To further entrench strict compliance to the guidelines, Isegbe, at the 2nd NAQS’ Director General’s Summit and Management Retreat, held in Lagos with the theme, “NAQS on the Path of Innovation,” disclosed that Nigeria and China signed a deal to build five sorghum plantations in different zones and the setting up six plant health clinics in the six geopolitical zones of the country.
“We have tapped renowned experts from United Nations International Development Organisation (UNIDO) to guide NAQS to build from the scratch and equip three model laboratories benchmarked against the highpoint of current international standards.
“The labs will major in analysis and diagnosis of pesticide residues, mycotoxin detection and seed testing. We have a moonshot plan for the labs to earn accreditation for ISO 17025 and to serve as reference points in sub-Saharan Africa,” he said.
With all these, the planned export of Nigerian forage sorghum to China through the signing of a protocol on phytosanitary requirements with the General Administration of Customs of the People’s Republic of China, which has granted Nigerians access to the largest sorghum market, would be hitch-free.
On officers’ conducts, he said they should not cheapen themselves by throwing unnecessary compliments to dealers at checkpoints, adding that their uniforms should be clean to attract respect.
He also warned them to desist from collecting cash from exporters of agricultural produce, maintaining that all exporters and importers must pay through the bank or the use of Point of Sale (PoS) to avoid the temptation of making away with the money.

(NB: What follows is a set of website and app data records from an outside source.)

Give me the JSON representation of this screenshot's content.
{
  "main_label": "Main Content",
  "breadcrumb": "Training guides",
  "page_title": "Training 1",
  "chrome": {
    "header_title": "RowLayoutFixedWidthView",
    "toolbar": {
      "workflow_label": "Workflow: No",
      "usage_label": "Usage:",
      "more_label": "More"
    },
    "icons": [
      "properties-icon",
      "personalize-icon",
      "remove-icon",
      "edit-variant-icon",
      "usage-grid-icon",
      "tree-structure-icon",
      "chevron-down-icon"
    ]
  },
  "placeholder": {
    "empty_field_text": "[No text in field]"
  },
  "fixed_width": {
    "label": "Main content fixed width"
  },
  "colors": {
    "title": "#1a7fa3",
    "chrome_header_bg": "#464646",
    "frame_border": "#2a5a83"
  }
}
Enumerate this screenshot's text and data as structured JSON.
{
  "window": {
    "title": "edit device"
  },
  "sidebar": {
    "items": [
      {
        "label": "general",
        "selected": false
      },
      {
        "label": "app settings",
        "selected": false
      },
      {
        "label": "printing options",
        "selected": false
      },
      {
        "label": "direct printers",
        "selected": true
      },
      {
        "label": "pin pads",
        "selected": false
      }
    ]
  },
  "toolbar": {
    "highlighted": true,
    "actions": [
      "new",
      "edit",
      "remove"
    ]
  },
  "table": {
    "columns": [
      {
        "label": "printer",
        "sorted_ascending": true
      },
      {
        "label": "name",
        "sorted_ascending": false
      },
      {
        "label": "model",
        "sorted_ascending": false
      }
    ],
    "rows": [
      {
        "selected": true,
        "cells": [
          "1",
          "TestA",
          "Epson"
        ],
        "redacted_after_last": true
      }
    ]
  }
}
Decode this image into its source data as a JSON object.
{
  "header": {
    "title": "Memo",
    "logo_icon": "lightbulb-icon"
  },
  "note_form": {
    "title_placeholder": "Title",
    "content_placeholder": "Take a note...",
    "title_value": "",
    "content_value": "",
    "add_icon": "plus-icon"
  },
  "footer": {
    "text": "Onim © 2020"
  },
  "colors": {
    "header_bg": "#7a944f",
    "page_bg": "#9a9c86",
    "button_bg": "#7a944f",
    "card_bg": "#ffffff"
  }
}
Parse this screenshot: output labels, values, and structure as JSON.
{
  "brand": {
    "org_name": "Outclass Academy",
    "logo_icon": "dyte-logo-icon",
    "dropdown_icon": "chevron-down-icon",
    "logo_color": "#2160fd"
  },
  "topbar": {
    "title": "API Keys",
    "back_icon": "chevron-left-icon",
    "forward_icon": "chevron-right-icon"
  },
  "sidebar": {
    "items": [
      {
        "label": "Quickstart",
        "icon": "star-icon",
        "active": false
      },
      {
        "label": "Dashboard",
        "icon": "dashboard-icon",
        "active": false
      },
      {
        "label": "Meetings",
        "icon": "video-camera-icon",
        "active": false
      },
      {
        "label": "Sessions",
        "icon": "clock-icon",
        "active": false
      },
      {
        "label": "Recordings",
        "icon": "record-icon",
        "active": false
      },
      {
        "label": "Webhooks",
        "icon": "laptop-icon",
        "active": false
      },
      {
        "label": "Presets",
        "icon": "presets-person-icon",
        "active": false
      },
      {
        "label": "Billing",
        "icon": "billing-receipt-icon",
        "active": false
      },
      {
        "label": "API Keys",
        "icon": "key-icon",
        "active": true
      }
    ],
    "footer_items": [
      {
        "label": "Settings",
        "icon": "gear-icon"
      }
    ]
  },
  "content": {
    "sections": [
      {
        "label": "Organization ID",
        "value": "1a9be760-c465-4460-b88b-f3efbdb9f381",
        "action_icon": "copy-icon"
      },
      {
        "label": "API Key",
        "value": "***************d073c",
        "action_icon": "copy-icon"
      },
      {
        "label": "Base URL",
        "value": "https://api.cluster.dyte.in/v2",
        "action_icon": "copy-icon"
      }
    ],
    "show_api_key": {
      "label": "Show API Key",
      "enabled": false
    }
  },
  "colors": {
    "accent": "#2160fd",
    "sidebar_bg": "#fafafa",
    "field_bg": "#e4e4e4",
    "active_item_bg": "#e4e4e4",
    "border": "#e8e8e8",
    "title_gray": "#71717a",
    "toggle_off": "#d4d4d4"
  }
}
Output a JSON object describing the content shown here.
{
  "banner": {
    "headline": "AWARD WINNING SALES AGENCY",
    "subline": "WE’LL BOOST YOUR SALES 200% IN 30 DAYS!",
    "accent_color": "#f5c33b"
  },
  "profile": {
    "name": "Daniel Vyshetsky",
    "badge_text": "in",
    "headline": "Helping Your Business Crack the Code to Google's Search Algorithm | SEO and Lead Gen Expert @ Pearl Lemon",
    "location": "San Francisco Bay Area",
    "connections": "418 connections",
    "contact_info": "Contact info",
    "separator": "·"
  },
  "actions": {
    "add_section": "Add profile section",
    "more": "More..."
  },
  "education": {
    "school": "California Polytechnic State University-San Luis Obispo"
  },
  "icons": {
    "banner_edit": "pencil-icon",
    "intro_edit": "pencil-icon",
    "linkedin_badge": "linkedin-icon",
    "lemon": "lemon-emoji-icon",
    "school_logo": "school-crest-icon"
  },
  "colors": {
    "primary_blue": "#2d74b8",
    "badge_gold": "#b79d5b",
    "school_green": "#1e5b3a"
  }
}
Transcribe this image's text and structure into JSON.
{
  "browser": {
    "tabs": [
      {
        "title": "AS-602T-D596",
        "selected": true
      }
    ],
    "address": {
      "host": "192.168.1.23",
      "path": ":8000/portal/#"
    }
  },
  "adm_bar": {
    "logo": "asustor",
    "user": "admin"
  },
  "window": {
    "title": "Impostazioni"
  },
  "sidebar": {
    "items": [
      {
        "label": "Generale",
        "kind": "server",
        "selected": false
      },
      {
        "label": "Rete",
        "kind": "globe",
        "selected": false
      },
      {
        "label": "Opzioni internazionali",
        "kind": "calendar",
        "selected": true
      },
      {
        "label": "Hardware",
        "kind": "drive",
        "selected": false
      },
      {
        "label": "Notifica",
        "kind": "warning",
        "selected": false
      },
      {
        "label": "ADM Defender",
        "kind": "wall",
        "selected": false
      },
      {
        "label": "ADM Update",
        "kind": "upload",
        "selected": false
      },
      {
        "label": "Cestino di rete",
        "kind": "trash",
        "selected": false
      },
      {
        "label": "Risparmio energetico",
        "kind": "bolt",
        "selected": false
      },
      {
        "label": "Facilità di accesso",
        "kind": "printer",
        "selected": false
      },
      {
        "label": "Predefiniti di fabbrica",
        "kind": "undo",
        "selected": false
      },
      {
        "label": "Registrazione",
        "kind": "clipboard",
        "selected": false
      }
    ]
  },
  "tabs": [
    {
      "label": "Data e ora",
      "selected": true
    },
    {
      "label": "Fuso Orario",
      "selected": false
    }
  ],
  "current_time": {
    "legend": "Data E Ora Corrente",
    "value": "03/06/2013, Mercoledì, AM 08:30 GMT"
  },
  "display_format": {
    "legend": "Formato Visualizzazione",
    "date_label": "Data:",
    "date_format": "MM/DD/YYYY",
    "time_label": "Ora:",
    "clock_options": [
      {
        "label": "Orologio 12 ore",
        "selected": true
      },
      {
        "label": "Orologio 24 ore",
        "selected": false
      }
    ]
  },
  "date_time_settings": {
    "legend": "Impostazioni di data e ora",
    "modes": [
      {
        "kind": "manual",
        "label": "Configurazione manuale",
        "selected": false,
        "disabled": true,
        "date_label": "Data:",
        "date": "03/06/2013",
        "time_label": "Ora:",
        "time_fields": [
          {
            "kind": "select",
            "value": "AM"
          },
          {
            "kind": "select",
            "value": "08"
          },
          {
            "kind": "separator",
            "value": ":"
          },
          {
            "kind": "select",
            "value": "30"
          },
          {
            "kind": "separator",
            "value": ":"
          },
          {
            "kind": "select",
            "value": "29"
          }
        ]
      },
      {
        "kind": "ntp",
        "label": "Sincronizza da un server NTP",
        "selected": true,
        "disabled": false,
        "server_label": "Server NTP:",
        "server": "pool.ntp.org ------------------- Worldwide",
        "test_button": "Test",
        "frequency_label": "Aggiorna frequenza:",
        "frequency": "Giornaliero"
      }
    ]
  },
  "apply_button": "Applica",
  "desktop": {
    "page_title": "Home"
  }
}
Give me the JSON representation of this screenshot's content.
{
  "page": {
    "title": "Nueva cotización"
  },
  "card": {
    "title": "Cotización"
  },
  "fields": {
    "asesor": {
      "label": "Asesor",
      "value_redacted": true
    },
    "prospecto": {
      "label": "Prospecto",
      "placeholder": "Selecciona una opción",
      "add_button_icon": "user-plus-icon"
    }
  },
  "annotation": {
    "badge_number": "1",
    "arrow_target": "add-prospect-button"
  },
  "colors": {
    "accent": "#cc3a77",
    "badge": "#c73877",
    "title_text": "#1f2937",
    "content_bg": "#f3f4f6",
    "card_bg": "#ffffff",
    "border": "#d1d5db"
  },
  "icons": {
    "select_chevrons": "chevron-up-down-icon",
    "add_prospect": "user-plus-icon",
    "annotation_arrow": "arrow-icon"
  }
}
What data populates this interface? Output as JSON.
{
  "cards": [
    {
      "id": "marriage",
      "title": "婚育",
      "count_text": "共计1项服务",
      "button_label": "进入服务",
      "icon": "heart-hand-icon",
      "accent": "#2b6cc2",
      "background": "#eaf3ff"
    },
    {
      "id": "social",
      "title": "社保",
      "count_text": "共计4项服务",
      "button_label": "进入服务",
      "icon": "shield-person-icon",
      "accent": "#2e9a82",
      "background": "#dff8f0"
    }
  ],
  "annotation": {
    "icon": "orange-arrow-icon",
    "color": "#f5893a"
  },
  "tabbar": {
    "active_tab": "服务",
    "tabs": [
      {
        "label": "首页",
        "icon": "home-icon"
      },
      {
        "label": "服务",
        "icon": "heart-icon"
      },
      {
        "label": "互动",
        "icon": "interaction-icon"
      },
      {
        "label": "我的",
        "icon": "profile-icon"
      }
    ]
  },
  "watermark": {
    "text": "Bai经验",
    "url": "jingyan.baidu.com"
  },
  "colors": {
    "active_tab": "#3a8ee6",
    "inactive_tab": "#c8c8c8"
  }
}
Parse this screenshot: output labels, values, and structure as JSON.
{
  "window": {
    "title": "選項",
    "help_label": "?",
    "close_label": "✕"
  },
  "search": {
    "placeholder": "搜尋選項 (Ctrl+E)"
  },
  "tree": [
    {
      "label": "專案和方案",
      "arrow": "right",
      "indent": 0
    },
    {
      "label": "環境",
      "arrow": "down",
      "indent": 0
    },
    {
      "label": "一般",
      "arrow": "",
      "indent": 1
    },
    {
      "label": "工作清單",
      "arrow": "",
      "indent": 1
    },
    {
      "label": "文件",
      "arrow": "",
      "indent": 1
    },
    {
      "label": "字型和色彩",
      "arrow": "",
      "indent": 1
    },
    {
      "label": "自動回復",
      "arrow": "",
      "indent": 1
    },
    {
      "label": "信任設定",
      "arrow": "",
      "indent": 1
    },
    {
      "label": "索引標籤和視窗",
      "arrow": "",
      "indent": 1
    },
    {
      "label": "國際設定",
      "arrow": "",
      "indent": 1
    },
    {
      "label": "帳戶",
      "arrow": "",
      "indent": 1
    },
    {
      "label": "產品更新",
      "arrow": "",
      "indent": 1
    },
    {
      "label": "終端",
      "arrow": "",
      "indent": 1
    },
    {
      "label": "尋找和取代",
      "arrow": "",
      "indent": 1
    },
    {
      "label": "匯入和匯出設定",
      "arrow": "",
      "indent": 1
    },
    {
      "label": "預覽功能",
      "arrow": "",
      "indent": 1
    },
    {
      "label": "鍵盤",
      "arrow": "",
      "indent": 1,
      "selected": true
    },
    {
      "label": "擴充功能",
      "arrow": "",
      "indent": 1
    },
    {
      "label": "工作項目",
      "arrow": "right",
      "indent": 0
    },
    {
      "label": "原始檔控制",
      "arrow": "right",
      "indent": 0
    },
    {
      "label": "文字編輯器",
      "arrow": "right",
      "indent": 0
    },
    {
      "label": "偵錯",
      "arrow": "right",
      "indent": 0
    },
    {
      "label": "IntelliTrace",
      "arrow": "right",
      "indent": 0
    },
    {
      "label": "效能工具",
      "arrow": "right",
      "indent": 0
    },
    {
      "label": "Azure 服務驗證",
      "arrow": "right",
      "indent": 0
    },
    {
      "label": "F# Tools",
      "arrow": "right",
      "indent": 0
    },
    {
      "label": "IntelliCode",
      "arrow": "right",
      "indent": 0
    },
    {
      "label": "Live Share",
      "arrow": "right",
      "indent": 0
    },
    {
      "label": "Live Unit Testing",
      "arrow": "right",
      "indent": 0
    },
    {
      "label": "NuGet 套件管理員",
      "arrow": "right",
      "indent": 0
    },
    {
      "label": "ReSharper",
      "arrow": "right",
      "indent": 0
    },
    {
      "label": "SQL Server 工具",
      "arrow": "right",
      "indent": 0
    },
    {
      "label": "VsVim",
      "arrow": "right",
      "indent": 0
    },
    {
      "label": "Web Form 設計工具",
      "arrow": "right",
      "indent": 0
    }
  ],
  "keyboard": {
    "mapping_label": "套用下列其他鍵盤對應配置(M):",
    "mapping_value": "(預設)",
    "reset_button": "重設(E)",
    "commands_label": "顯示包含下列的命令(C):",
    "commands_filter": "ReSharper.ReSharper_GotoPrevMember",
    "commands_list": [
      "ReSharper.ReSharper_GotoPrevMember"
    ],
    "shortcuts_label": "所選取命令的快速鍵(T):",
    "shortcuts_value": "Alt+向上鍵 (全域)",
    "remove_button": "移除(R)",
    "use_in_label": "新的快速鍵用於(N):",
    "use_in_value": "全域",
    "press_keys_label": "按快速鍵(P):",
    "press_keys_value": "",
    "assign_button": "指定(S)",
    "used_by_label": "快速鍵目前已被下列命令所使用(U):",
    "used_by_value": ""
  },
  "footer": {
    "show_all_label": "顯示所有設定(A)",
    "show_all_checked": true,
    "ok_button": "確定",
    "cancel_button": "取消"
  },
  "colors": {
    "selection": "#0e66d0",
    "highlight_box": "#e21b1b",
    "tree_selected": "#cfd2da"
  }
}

“We are heading toward the fadeout of the human-to-human interfaces that breed unhealthy behaviours among our staff members. We are a pro-business agency. We will not countenance any attitude that is anti-business in appearance or effect,” he added.